Look through the lines below for the word "chevron", and copy every line that has it.

● **Data to use**
Segment Open

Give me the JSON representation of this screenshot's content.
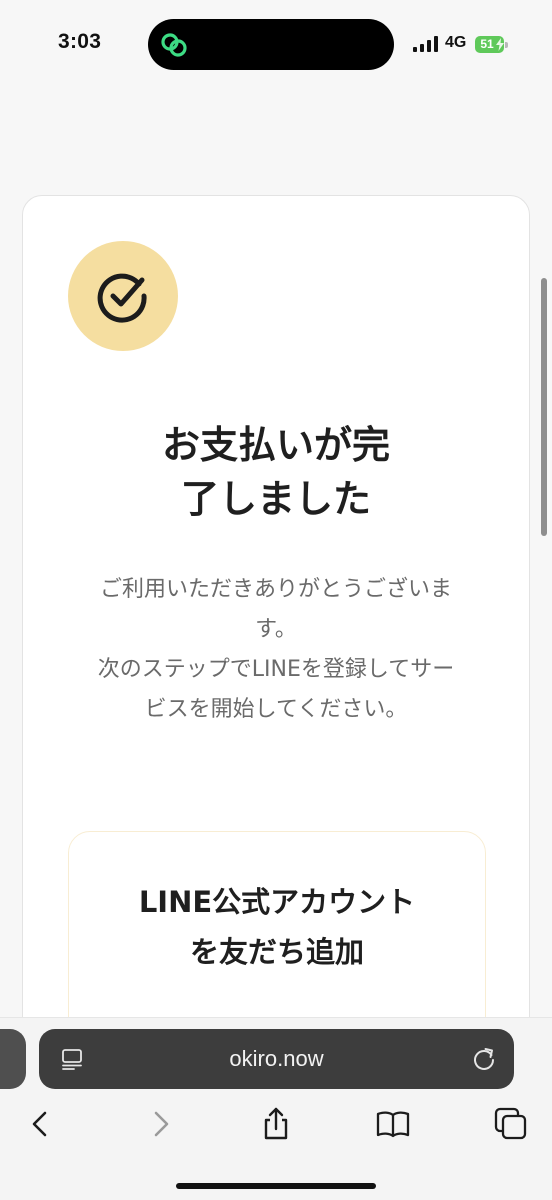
{
  "status_bar": {
    "time": "3:03",
    "network": "4G",
    "battery": "51"
  },
  "card": {
    "title": "お支払いが完\n了しました",
    "message": "ご利用いただきありがとうございま\nす。\n次のステップでLINEを登録してサー\nビスを開始してください。",
    "line_box_title": "LINE公式アカウント\nを友だち追加"
  },
  "browser": {
    "url": "okiro.now"
  },
  "icons": {
    "check": "check-circle-icon",
    "reader": "reader-icon",
    "reload": "reload-icon",
    "back": "back-chevron-icon",
    "forward": "forward-chevron-icon",
    "share": "share-icon",
    "bookmarks": "bookmarks-icon",
    "tabs": "tabs-icon"
  },
  "colors": {
    "accent_circle": "#f5dea0",
    "battery_green": "#5fc95a",
    "island_icon_green": "#3ddc84"
  }
}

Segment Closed

● **Reply to the task**
    "back": "back-chevron-icon",
    "forward": "forward-chevron-icon",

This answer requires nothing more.